## [THE RECORDS]

----------------------------------------

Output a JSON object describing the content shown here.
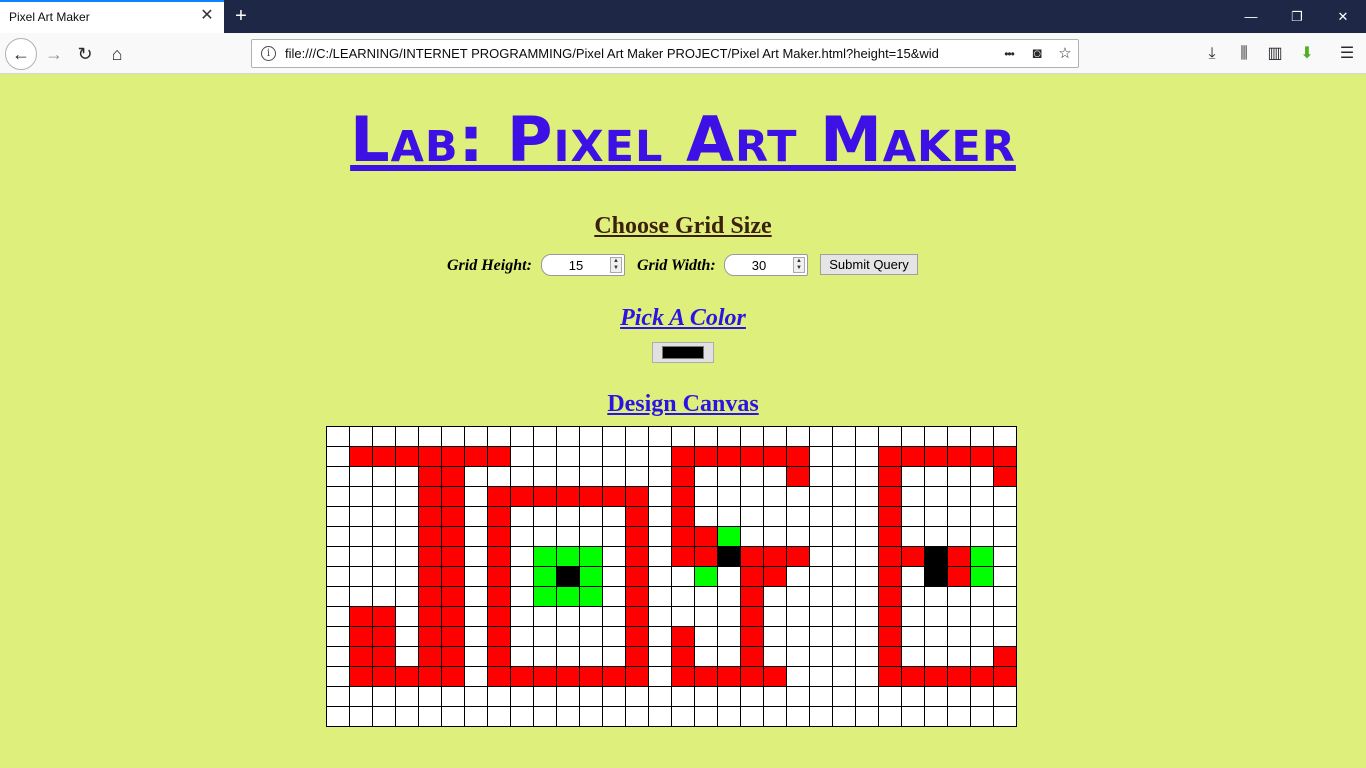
{
  "browser": {
    "tab_title": "Pixel Art Maker",
    "tab_close": "✕",
    "new_tab": "+",
    "window_controls": {
      "minimize": "—",
      "restore": "❐",
      "close": "✕"
    },
    "url": "file:///C:/LEARNING/INTERNET PROGRAMMING/Pixel Art Maker PROJECT/Pixel Art Maker.html?height=15&wid",
    "icons": {
      "back": "←",
      "forward": "→",
      "reload": "↻",
      "home": "⌂",
      "info": "i",
      "more": "•••",
      "pocket": "◙",
      "bookmark": "☆",
      "download": "⤓",
      "library": "⫼",
      "sidebar": "▥",
      "extension": "⬇",
      "menu": "☰"
    }
  },
  "page": {
    "title": "Lab: Pixel Art Maker",
    "grid_size_heading": "Choose Grid Size",
    "height_label": "Grid Height:",
    "height_value": "15",
    "width_label": "Grid Width:",
    "width_value": "30",
    "submit_label": "Submit Query",
    "color_heading": "Pick A Color",
    "selected_color": "#000000",
    "canvas_heading": "Design Canvas"
  },
  "canvas": {
    "rows": 15,
    "cols": 30,
    "palette": {
      ".": "#ffffff",
      "R": "#ff0000",
      "G": "#00ff00",
      "K": "#000000"
    },
    "pattern": [
      "..............................",
      ".RRRRRRR.......RRRRRR...RRRRRR..",
      "....RR.........R....R...R....R..",
      "....RR.RRRRRRR.R........R.......",
      "....RR.R.....R.R........R.......",
      "....RR.R.....R.RRG......R.......",
      "....RR.R.GGG.R.RRKRRR...RRKRG...",
      "....RR.R.GKG.R..G.RR....R.KRG...",
      "....RR.R.GGG.R....R.....R.......",
      ".RR.RR.R.....R....R.....R.......",
      ".RR.RR.R.....R.R..R.....R.......",
      ".RR.RR.R.....R.R..R.....R....R..",
      ".RRRRR.RRRRRRR.RRRRR....RRRRRR..",
      "..............................",
      ".............................."
    ]
  }
}
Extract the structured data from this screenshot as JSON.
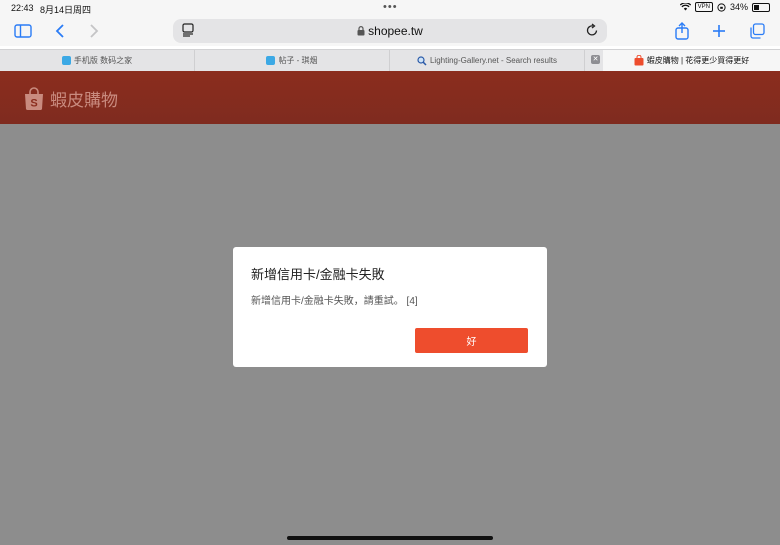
{
  "status_bar": {
    "time": "22:43",
    "date": "8月14日周四",
    "vpn_label": "VPN",
    "battery_percent": "34%",
    "battery_level": 0.34
  },
  "browser": {
    "url": "shopee.tw",
    "tabs": [
      {
        "label": "手机版 数码之家",
        "favicon": "digital-home-icon",
        "active": false
      },
      {
        "label": "帖子 - 琪烟",
        "favicon": "digital-home-icon",
        "active": false
      },
      {
        "label": "Lighting-Gallery.net - Search results",
        "favicon": "lighting-gallery-icon",
        "active": false
      },
      {
        "label": "蝦皮購物 | 花得更少買得更好",
        "favicon": "shopee-bag-icon",
        "active": true
      }
    ],
    "tab_close_glyph": "✕"
  },
  "site": {
    "logo_text": "蝦皮購物",
    "brand_color": "#ee4d2d"
  },
  "dialog": {
    "title": "新增信用卡/金融卡失敗",
    "message": "新增信用卡/金融卡失敗，請重試。 [4]",
    "ok_label": "好"
  }
}
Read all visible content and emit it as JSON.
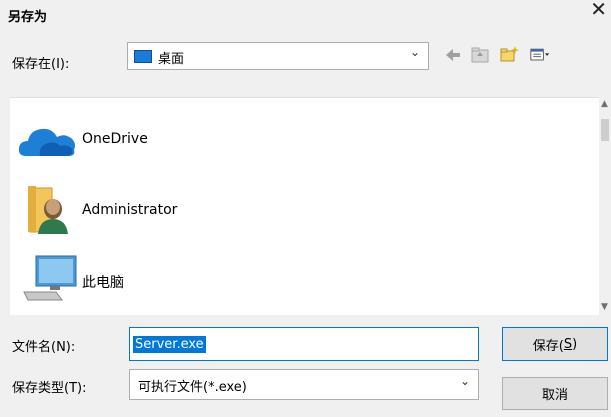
{
  "dialog": {
    "title": "另存为",
    "close_glyph": "✕"
  },
  "location": {
    "label": "保存在(I):",
    "value": "桌面"
  },
  "toolbar": {
    "icons": [
      "back-arrow-icon",
      "up-folder-icon",
      "new-folder-icon",
      "view-menu-icon"
    ]
  },
  "items": [
    {
      "name": "OneDrive",
      "icon": "onedrive-cloud-icon"
    },
    {
      "name": "Administrator",
      "icon": "user-folder-icon"
    },
    {
      "name": "此电脑",
      "icon": "this-pc-icon"
    }
  ],
  "filename": {
    "label": "文件名(N):",
    "value": "Server.exe"
  },
  "filetype": {
    "label": "保存类型(T):",
    "value": "可执行文件(*.exe)"
  },
  "buttons": {
    "save_main": "保存(",
    "save_key": "S",
    "save_end": ")",
    "cancel": "取消"
  },
  "colors": {
    "accent": "#0078d7",
    "dialog_bg": "#f0f0f0"
  }
}
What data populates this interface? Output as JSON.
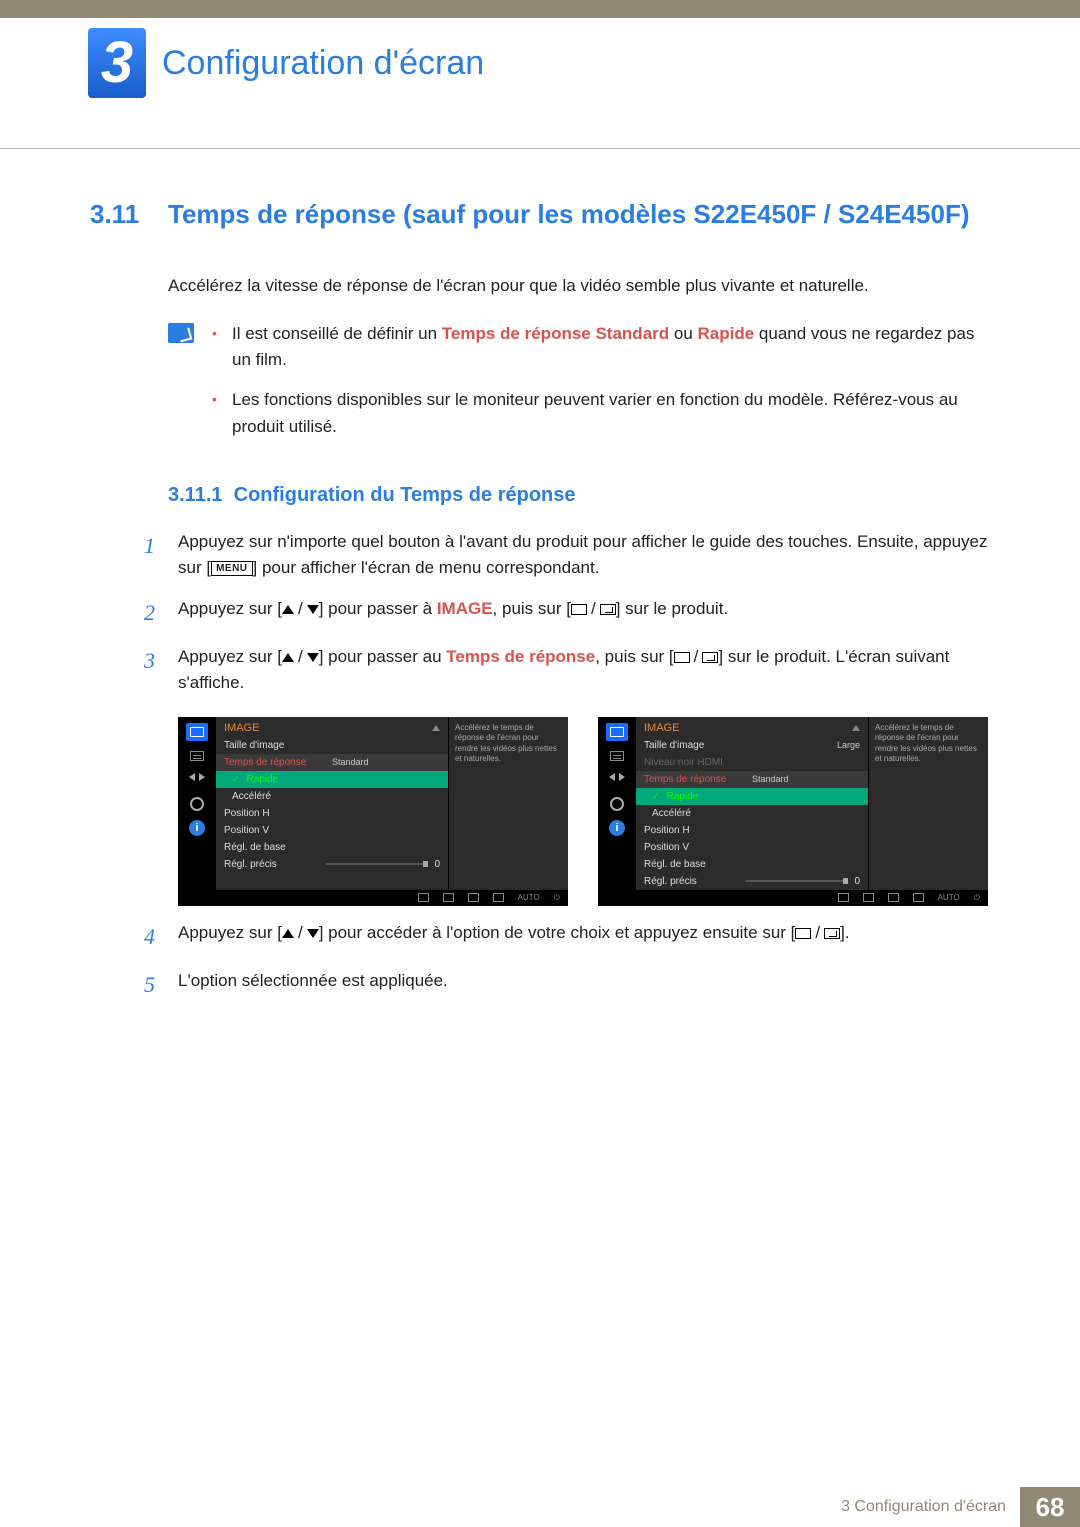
{
  "chapter": {
    "number": "3",
    "title": "Configuration d'écran"
  },
  "section": {
    "number": "3.11",
    "title": "Temps de réponse (sauf pour les modèles S22E450F / S24E450F)"
  },
  "intro": "Accélérez la vitesse de réponse de l'écran pour que la vidéo semble plus vivante et naturelle.",
  "notes": [
    {
      "pre": "Il est conseillé de définir un ",
      "red1": "Temps de réponse",
      "bold": " Standard",
      "mid": " ou ",
      "red2": "Rapide",
      "post": " quand vous ne regardez pas un film."
    },
    {
      "plain": "Les fonctions disponibles sur le moniteur peuvent varier en fonction du modèle. Référez-vous au produit utilisé."
    }
  ],
  "subsection": {
    "number": "3.11.1",
    "title": "Configuration du Temps de réponse"
  },
  "steps": {
    "s1a": "Appuyez sur n'importe quel bouton à l'avant du produit pour afficher le guide des touches. Ensuite, appuyez sur [",
    "s1menu": "MENU",
    "s1b": "] pour afficher l'écran de menu correspondant.",
    "s2a": "Appuyez sur [",
    "s2b": "] pour passer à ",
    "s2img": "IMAGE",
    "s2c": ", puis sur [",
    "s2d": "] sur le produit.",
    "s3a": "Appuyez sur [",
    "s3b": "] pour passer au ",
    "s3resp": "Temps de réponse",
    "s3c": ", puis sur [",
    "s3d": "] sur le produit. L'écran suivant s'affiche.",
    "s4a": "Appuyez sur [",
    "s4b": "] pour accéder à l'option de votre choix et appuyez ensuite sur [",
    "s4c": "].",
    "s5": "L'option sélectionnée est appliquée."
  },
  "osd": {
    "title": "IMAGE",
    "help": "Accélérez le temps de réponse de l'écran pour rendre les vidéos plus nettes et naturelles.",
    "left": {
      "items": [
        "Taille d'image",
        "Temps de réponse",
        "Position H",
        "Position V",
        "Régl. de base",
        "Régl. précis"
      ],
      "opts": [
        "Standard",
        "Rapide",
        "Accéléré"
      ],
      "sliderVal": "0"
    },
    "right": {
      "items": [
        "Taille d'image",
        "Niveau noir HDMI",
        "Temps de réponse",
        "Position H",
        "Position V",
        "Régl. de base",
        "Régl. précis"
      ],
      "val_large": "Large",
      "opts": [
        "Standard",
        "Rapide",
        "Accéléré"
      ],
      "sliderVal": "0"
    },
    "bottom_auto": "AUTO"
  },
  "footer": {
    "text": "3 Configuration d'écran",
    "page": "68"
  }
}
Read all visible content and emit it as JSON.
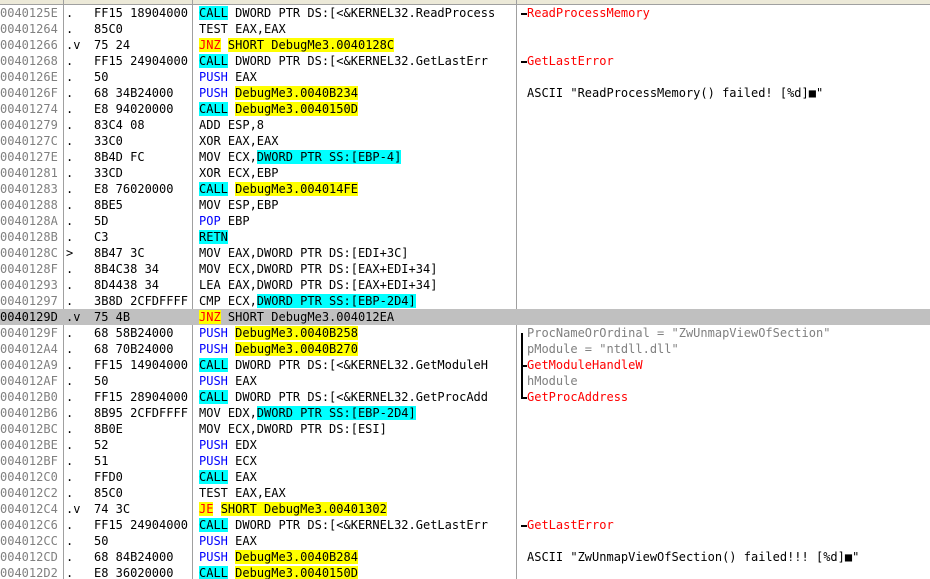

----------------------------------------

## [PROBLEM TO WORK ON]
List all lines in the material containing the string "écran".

## [RESPONSE]
    "title": "Configuration d'écran"
  "intro": "Accélérez la vitesse de réponse de l'écran pour que la vidéo semble plus vivante et naturelle.",
    "s1b": "] pour afficher l'écran de menu correspondant.",
    "s3d": "] sur le produit. L'écran suivant s'affiche.",
    "help": "Accélérez le temps de réponse de l'écran pour rendre les vidéos plus nettes et naturelles.",
    "text": "3 Configuration d'écran",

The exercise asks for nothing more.